▶ EXERCISE OBJECTIVE
Restate every record exactly, with nothing skipped.

(Data records for software interfaces)

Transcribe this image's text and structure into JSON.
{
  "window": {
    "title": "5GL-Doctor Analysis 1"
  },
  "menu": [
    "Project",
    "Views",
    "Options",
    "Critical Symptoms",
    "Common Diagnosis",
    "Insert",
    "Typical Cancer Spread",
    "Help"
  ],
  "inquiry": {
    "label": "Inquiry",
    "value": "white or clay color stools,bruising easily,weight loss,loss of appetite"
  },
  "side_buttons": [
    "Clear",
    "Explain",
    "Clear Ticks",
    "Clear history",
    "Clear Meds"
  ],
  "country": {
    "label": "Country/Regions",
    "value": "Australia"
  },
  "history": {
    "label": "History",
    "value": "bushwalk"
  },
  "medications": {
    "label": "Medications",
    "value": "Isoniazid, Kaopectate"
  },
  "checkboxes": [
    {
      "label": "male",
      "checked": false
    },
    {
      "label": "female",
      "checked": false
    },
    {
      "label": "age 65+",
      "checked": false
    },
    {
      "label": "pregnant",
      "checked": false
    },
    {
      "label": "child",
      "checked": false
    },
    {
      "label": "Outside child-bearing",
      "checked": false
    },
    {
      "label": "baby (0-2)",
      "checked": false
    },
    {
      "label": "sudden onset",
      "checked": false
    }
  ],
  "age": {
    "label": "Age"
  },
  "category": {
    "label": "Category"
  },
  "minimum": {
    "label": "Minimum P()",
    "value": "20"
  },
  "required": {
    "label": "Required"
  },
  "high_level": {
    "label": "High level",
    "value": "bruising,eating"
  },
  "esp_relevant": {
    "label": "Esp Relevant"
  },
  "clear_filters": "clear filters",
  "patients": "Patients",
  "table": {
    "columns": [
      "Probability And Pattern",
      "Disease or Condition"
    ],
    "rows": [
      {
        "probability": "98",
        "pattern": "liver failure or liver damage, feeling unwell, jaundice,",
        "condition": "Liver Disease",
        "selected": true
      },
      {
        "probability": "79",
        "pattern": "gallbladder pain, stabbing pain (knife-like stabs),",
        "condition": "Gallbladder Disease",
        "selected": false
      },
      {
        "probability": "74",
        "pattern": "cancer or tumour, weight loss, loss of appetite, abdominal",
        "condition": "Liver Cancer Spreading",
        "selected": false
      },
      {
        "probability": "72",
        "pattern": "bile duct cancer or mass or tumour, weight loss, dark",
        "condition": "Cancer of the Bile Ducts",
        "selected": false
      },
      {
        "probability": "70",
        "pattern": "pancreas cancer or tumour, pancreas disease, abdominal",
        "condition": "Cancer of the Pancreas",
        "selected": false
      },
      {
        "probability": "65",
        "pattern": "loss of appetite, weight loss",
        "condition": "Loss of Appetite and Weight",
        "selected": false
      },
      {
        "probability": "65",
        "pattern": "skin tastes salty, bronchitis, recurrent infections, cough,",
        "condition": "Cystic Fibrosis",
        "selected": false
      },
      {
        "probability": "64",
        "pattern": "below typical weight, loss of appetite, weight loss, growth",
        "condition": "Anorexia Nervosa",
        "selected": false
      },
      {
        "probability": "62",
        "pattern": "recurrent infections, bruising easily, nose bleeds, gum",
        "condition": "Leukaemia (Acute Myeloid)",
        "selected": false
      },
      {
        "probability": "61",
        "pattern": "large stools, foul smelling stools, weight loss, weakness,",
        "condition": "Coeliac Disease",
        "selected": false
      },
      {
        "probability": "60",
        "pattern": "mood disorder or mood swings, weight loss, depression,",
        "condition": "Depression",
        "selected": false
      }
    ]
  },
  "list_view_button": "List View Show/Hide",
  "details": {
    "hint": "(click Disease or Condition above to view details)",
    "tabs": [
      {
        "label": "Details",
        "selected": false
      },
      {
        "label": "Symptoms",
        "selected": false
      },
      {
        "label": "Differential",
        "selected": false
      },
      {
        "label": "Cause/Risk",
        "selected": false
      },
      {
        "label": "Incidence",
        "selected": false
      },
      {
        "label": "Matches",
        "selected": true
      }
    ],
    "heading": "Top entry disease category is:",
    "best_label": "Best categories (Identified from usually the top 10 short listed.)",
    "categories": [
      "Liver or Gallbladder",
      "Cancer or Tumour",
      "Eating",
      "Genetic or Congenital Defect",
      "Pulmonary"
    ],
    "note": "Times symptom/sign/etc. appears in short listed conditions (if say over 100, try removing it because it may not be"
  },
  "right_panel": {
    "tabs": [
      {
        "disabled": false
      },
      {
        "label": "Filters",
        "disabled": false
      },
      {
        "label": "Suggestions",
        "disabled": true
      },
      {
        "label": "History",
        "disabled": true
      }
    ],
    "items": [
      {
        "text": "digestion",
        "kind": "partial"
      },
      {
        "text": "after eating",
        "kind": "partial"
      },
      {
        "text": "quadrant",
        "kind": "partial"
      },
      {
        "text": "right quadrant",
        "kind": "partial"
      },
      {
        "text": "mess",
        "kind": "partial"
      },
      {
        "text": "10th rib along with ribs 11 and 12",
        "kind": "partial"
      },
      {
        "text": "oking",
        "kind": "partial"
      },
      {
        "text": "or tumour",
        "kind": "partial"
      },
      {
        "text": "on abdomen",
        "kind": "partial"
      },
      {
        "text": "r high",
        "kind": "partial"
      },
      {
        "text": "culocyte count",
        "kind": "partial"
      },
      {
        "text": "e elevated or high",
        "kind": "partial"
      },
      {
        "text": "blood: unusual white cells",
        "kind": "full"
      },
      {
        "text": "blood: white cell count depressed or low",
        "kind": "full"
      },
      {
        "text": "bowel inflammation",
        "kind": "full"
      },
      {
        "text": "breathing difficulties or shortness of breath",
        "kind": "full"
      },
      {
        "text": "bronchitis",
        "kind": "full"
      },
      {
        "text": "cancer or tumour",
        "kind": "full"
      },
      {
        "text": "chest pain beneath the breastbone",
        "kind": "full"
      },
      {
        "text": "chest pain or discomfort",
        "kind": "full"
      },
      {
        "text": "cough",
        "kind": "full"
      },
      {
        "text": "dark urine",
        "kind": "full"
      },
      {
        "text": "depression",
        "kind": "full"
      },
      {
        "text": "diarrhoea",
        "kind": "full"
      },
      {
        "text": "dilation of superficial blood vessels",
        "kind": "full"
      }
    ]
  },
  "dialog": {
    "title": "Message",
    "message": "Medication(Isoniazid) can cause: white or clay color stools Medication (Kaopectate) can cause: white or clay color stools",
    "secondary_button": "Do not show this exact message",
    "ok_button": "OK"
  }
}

▶ SOLUTION FOR THIS EXERCISE
Transcribe this image's text and structure into JSON.
{
  "window": {
    "title": "5GL-Doctor Analysis 1"
  },
  "menu": [
    "Project",
    "Views",
    "Options",
    "Critical Symptoms",
    "Common Diagnosis",
    "Insert",
    "Typical Cancer Spread",
    "Help"
  ],
  "inquiry": {
    "label": "Inquiry",
    "value": "white or clay color stools,bruising easily,weight loss,loss of appetite"
  },
  "side_buttons": [
    "Clear",
    "Explain",
    "Clear Ticks",
    "Clear history",
    "Clear Meds"
  ],
  "country": {
    "label": "Country/Regions",
    "value": "Australia"
  },
  "history": {
    "label": "History",
    "value": "bushwalk"
  },
  "medications": {
    "label": "Medications",
    "value": "Isoniazid, Kaopectate"
  },
  "checkboxes": [
    {
      "label": "male",
      "checked": false
    },
    {
      "label": "female",
      "checked": false
    },
    {
      "label": "age 65+",
      "checked": false
    },
    {
      "label": "pregnant",
      "checked": false
    },
    {
      "label": "child",
      "checked": false
    },
    {
      "label": "Outside child-bearing",
      "checked": false
    },
    {
      "label": "baby (0-2)",
      "checked": false
    },
    {
      "label": "sudden onset",
      "checked": false
    }
  ],
  "age": {
    "label": "Age"
  },
  "category": {
    "label": "Category"
  },
  "minimum": {
    "label": "Minimum P()",
    "value": "20"
  },
  "required": {
    "label": "Required"
  },
  "high_level": {
    "label": "High level",
    "value": "bruising,eating"
  },
  "esp_relevant": {
    "label": "Esp Relevant"
  },
  "clear_filters": "clear filters",
  "patients": "Patients",
  "table": {
    "columns": [
      "Probability And Pattern",
      "Disease or Condition"
    ],
    "rows": [
      {
        "probability": "98",
        "pattern": "liver failure or liver damage, feeling unwell, jaundice,",
        "condition": "Liver Disease",
        "selected": true
      },
      {
        "probability": "79",
        "pattern": "gallbladder pain, stabbing pain (knife-like stabs),",
        "condition": "Gallbladder Disease",
        "selected": false
      },
      {
        "probability": "74",
        "pattern": "cancer or tumour, weight loss, loss of appetite, abdominal",
        "condition": "Liver Cancer Spreading",
        "selected": false
      },
      {
        "probability": "72",
        "pattern": "bile duct cancer or mass or tumour, weight loss, dark",
        "condition": "Cancer of the Bile Ducts",
        "selected": false
      },
      {
        "probability": "70",
        "pattern": "pancreas cancer or tumour, pancreas disease, abdominal",
        "condition": "Cancer of the Pancreas",
        "selected": false
      },
      {
        "probability": "65",
        "pattern": "loss of appetite, weight loss",
        "condition": "Loss of Appetite and Weight",
        "selected": false
      },
      {
        "probability": "65",
        "pattern": "skin tastes salty, bronchitis, recurrent infections, cough,",
        "condition": "Cystic Fibrosis",
        "selected": false
      },
      {
        "probability": "64",
        "pattern": "below typical weight, loss of appetite, weight loss, growth",
        "condition": "Anorexia Nervosa",
        "selected": false
      },
      {
        "probability": "62",
        "pattern": "recurrent infections, bruising easily, nose bleeds, gum",
        "condition": "Leukaemia (Acute Myeloid)",
        "selected": false
      },
      {
        "probability": "61",
        "pattern": "large stools, foul smelling stools, weight loss, weakness,",
        "condition": "Coeliac Disease",
        "selected": false
      },
      {
        "probability": "60",
        "pattern": "mood disorder or mood swings, weight loss, depression,",
        "condition": "Depression",
        "selected": false
      }
    ]
  },
  "list_view_button": "List View Show/Hide",
  "details": {
    "hint": "(click Disease or Condition above to view details)",
    "tabs": [
      {
        "label": "Details",
        "selected": false
      },
      {
        "label": "Symptoms",
        "selected": false
      },
      {
        "label": "Differential",
        "selected": false
      },
      {
        "label": "Cause/Risk",
        "selected": false
      },
      {
        "label": "Incidence",
        "selected": false
      },
      {
        "label": "Matches",
        "selected": true
      }
    ],
    "heading": "Top entry disease category is:",
    "best_label": "Best categories (Identified from usually the top 10 short listed.)",
    "categories": [
      "Liver or Gallbladder",
      "Cancer or Tumour",
      "Eating",
      "Genetic or Congenital Defect",
      "Pulmonary"
    ],
    "note": "Times symptom/sign/etc. appears in short listed conditions (if say over 100, try removing it because it may not be"
  },
  "right_panel": {
    "tabs": [
      {
        "disabled": false
      },
      {
        "label": "Filters",
        "disabled": false
      },
      {
        "label": "Suggestions",
        "disabled": true
      },
      {
        "label": "History",
        "disabled": true
      }
    ],
    "items": [
      {
        "text": "digestion",
        "kind": "partial"
      },
      {
        "text": "after eating",
        "kind": "partial"
      },
      {
        "text": "quadrant",
        "kind": "partial"
      },
      {
        "text": "right quadrant",
        "kind": "partial"
      },
      {
        "text": "mess",
        "kind": "partial"
      },
      {
        "text": "10th rib along with ribs 11 and 12",
        "kind": "partial"
      },
      {
        "text": "oking",
        "kind": "partial"
      },
      {
        "text": "or tumour",
        "kind": "partial"
      },
      {
        "text": "on abdomen",
        "kind": "partial"
      },
      {
        "text": "r high",
        "kind": "partial"
      },
      {
        "text": "culocyte count",
        "kind": "partial"
      },
      {
        "text": "e elevated or high",
        "kind": "partial"
      },
      {
        "text": "blood: unusual white cells",
        "kind": "full"
      },
      {
        "text": "blood: white cell count depressed or low",
        "kind": "full"
      },
      {
        "text": "bowel inflammation",
        "kind": "full"
      },
      {
        "text": "breathing difficulties or shortness of breath",
        "kind": "full"
      },
      {
        "text": "bronchitis",
        "kind": "full"
      },
      {
        "text": "cancer or tumour",
        "kind": "full"
      },
      {
        "text": "chest pain beneath the breastbone",
        "kind": "full"
      },
      {
        "text": "chest pain or discomfort",
        "kind": "full"
      },
      {
        "text": "cough",
        "kind": "full"
      },
      {
        "text": "dark urine",
        "kind": "full"
      },
      {
        "text": "depression",
        "kind": "full"
      },
      {
        "text": "diarrhoea",
        "kind": "full"
      },
      {
        "text": "dilation of superficial blood vessels",
        "kind": "full"
      }
    ]
  },
  "dialog": {
    "title": "Message",
    "message": "Medication(Isoniazid) can cause: white or clay color stools Medication (Kaopectate) can cause: white or clay color stools",
    "secondary_button": "Do not show this exact message",
    "ok_button": "OK"
  }
}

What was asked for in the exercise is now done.